Focussing on Dublin City Centre, what do you see coming down the tracks?

We’ve been very fortunate to witness many great looking developments in Dublin City in the last 5 years - for instance, on the North & South Docks. But there are some very exciting projects underway in Dublin 1 & 2 at the moment which I think would really strengthen the City Centre and create a very vibrant environment for people to live, work and visit.

For example, Westridge’s Kevin Street scheme beside Stephen’s Green looks fantastic – it’s great to see prime new offices and apartments of this scale being developed so close to Stephen’s Green.

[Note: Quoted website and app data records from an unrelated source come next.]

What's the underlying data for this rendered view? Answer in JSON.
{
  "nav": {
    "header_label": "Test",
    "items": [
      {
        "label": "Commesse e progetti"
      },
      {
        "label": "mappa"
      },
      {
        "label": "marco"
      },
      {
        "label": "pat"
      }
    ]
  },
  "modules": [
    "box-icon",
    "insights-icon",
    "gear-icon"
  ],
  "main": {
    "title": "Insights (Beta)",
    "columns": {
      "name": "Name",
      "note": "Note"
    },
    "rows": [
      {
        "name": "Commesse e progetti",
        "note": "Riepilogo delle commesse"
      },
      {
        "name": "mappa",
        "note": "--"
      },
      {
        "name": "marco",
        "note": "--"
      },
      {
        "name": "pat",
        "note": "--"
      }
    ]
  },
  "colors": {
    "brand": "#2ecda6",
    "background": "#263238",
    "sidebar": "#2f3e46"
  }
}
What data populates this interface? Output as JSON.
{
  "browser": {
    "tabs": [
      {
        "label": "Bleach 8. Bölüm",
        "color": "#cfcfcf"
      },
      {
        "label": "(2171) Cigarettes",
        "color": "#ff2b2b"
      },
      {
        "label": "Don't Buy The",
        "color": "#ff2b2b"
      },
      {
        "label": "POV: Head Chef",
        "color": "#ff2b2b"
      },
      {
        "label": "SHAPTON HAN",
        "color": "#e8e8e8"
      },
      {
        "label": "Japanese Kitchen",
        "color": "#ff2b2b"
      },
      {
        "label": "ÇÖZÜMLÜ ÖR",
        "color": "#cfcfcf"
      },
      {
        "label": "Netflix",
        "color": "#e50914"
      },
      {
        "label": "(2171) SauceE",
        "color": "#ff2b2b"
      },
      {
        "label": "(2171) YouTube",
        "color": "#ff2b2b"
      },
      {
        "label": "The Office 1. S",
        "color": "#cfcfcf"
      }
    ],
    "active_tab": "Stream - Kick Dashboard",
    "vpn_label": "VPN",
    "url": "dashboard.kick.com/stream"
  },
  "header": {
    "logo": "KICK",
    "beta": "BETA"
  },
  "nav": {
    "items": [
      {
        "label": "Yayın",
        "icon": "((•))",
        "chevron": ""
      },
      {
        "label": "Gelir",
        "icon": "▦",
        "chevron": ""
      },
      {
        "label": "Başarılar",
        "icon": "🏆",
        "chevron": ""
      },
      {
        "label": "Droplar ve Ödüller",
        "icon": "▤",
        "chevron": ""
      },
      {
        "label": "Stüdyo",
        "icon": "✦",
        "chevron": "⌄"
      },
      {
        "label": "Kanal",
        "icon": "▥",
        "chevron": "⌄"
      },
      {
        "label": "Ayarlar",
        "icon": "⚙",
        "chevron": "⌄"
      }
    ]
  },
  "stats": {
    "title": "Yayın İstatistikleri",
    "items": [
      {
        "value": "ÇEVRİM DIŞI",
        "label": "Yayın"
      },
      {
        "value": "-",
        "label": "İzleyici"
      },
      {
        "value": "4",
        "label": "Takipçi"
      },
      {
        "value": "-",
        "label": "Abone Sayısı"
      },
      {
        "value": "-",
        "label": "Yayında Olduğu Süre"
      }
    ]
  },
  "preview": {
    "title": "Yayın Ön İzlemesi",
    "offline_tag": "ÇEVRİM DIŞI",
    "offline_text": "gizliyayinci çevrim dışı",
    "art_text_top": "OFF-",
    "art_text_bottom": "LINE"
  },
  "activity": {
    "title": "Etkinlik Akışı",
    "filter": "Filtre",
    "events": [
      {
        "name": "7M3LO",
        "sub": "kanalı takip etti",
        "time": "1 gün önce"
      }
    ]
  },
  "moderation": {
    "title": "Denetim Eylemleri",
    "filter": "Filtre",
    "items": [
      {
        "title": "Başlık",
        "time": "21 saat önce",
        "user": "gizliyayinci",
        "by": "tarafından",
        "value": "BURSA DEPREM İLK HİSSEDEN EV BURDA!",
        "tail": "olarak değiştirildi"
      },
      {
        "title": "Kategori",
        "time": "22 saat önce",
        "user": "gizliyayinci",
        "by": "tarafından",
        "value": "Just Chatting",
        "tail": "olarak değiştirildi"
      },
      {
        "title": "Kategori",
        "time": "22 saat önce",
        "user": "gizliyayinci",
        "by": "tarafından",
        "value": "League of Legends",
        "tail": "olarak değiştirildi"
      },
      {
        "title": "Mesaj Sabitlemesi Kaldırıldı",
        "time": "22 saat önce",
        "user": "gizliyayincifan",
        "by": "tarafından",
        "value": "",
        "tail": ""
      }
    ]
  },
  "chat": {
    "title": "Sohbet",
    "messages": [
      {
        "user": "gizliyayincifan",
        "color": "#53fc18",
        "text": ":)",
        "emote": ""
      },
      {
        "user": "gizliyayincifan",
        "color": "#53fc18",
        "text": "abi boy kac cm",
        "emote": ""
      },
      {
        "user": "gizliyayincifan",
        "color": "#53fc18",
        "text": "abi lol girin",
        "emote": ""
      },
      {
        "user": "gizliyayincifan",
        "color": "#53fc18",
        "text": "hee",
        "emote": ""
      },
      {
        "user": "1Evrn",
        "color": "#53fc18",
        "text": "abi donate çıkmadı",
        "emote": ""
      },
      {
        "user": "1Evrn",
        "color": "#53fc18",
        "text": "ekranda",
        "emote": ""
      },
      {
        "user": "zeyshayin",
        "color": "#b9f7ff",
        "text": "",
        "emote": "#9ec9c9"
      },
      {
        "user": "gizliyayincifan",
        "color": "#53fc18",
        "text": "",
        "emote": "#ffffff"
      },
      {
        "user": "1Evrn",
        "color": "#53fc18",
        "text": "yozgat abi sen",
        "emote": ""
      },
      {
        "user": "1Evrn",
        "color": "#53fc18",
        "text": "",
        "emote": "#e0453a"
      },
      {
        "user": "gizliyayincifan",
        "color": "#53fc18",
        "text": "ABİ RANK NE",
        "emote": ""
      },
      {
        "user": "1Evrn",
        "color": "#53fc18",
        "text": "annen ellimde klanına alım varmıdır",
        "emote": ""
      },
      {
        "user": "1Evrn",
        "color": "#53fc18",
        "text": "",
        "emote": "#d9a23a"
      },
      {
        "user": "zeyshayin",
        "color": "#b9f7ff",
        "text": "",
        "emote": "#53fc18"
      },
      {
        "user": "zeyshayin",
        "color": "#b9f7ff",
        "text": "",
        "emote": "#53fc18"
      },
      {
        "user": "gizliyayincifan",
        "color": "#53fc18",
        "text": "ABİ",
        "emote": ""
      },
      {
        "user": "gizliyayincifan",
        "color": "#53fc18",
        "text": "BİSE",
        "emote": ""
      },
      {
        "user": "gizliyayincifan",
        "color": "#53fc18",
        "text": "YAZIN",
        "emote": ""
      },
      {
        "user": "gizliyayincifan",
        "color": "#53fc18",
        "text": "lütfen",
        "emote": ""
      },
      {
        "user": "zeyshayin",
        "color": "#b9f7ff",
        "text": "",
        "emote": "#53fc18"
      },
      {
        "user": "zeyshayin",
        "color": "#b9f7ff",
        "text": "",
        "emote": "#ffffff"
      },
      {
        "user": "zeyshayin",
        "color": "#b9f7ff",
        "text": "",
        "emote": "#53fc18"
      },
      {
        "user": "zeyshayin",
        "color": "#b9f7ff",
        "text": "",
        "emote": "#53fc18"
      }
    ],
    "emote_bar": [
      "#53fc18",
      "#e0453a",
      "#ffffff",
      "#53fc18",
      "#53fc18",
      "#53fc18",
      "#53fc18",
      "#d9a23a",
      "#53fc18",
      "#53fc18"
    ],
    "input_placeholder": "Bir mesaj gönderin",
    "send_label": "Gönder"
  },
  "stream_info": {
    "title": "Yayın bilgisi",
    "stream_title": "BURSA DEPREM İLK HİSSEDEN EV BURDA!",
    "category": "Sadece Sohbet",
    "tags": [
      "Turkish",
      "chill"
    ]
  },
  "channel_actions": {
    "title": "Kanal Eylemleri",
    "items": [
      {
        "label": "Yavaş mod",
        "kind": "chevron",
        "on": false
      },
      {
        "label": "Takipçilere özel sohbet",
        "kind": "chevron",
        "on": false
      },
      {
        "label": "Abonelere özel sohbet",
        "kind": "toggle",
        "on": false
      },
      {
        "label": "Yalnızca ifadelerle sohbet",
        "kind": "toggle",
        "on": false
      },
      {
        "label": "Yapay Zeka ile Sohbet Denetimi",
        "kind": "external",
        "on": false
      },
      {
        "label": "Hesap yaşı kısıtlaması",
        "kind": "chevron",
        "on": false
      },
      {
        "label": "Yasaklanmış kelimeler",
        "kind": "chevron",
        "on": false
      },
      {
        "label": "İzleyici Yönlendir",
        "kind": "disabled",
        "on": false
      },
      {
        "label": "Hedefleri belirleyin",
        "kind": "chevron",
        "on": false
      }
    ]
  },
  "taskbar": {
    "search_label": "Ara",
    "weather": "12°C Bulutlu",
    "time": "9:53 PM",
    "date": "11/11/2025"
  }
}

Likewise, I’m looking forward to the completion of Marlet’s College Square office and residential scheme in the heart of the City beside Trinity College; Ronan Group’s Aqua Vetro on Tara Street and Ballymore’s Connolly Quarter – 3 prime 20 storey plus developments to add to the City’s skyline, hopefully setting a precedent for many more.

Hammerson’s proposed Dublin Central development on O’Connell Street looks very promising. It would be great to see this and TCD’s plan for Trinity East / Grand Canal Innovation District take shape too – 2 more schemes that would give a nice boost to economic growth in the City Centre.

Combined, these 6 schemes could add about 350,000 sqm to Dublin 1 and 2 which would be a major catalyst for further economic activity.

Edging out slightly, it would be brilliant to see the controversial National Children’s Hospital finally complete. And of course, Ballymore’s Diageo redevelopment on James’ Street. These 2 projects would be a great boon for Dublin 8 and the City. Add in Chartered Land’s Parkgate Street scheme beside Heuston Station (at 29 storeys) and you have a great counterpoint to the City Centre.

It’s been a long time coming but it would be nice to see The Glass Bottle site take shape too. And having watched it progress every day, I’m very much looking forward to seeing Fibonacci next door to our current office in Ballsbridge reach it’s practical completion.

5 Years from now, if we can see these projects complete and thriving, I think Dublin City would be much the better for it, adding to the real international feel it has rightfully achieved in recent years.
So you’re positive about the future?

Well, as I said in my last newsletter during the first lockdown in May that “perspective is everything”. At that time, I mentioned that the availability of a Covid-19 vaccine is potentially 12 – 18 months away has to be borne in mind in forward planning or making decisions about future real estate developments. 6 months on, and with 3 vaccine trials showing promising signs of efficacy, it looks like we could achieve this timeline mid next year which would be a big and much needed boost to the economy.

Another big plus………… we now have a Ballina man in the Oval Office!

Robert Lloyd
Director - Head of Land & Development BNP Paribas Real Estate Ireland
+353 (0) 1 661 1233